## AIM OF THE EXERCISE
Consider the entries below. Count the lines holding the string "background" and state the number only.

Dataset records:
"""
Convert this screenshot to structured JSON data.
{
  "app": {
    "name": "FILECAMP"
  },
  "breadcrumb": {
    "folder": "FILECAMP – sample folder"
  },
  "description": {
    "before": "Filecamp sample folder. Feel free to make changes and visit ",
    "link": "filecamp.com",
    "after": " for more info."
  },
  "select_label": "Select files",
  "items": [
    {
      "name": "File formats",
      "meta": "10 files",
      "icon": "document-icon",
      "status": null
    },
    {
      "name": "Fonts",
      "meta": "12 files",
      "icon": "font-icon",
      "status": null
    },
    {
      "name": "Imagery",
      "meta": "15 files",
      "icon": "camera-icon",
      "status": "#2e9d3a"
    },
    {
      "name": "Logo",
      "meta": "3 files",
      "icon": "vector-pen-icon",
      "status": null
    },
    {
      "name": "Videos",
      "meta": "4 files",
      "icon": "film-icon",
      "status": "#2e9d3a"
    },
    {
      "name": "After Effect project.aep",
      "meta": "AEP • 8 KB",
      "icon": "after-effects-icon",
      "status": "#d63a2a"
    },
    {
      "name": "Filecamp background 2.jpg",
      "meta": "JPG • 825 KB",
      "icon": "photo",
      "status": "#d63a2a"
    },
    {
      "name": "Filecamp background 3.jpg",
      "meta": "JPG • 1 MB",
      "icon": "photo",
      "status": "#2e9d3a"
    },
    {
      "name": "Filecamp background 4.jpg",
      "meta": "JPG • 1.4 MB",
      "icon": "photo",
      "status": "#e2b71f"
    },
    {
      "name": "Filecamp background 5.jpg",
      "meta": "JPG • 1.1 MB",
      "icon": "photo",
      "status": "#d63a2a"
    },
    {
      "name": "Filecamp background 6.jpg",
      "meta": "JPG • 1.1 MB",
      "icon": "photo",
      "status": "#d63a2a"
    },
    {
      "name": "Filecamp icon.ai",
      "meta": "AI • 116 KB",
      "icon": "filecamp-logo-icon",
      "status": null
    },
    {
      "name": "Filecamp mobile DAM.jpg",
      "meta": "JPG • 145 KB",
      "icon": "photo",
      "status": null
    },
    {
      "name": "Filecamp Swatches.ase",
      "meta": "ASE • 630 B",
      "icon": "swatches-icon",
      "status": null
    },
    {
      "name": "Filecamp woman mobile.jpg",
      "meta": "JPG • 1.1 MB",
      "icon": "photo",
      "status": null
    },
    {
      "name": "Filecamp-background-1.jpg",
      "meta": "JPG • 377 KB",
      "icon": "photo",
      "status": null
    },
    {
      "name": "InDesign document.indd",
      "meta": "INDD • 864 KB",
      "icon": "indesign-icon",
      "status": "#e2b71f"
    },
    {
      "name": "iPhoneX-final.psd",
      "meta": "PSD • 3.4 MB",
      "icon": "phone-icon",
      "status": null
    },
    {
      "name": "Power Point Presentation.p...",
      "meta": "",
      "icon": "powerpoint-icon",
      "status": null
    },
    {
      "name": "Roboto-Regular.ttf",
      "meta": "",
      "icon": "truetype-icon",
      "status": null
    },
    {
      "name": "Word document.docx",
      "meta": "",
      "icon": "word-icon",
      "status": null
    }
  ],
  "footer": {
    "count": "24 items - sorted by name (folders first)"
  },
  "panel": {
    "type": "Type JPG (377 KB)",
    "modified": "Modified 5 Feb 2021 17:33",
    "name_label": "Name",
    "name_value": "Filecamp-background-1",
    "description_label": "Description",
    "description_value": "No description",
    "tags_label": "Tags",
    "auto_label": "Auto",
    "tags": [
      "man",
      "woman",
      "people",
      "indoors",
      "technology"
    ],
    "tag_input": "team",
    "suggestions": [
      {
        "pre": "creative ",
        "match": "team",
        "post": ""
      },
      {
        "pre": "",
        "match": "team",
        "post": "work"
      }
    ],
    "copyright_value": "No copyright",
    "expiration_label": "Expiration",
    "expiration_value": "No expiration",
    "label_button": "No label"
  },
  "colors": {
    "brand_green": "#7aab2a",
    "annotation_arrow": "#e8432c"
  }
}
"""
## WORKED SOLUTION
7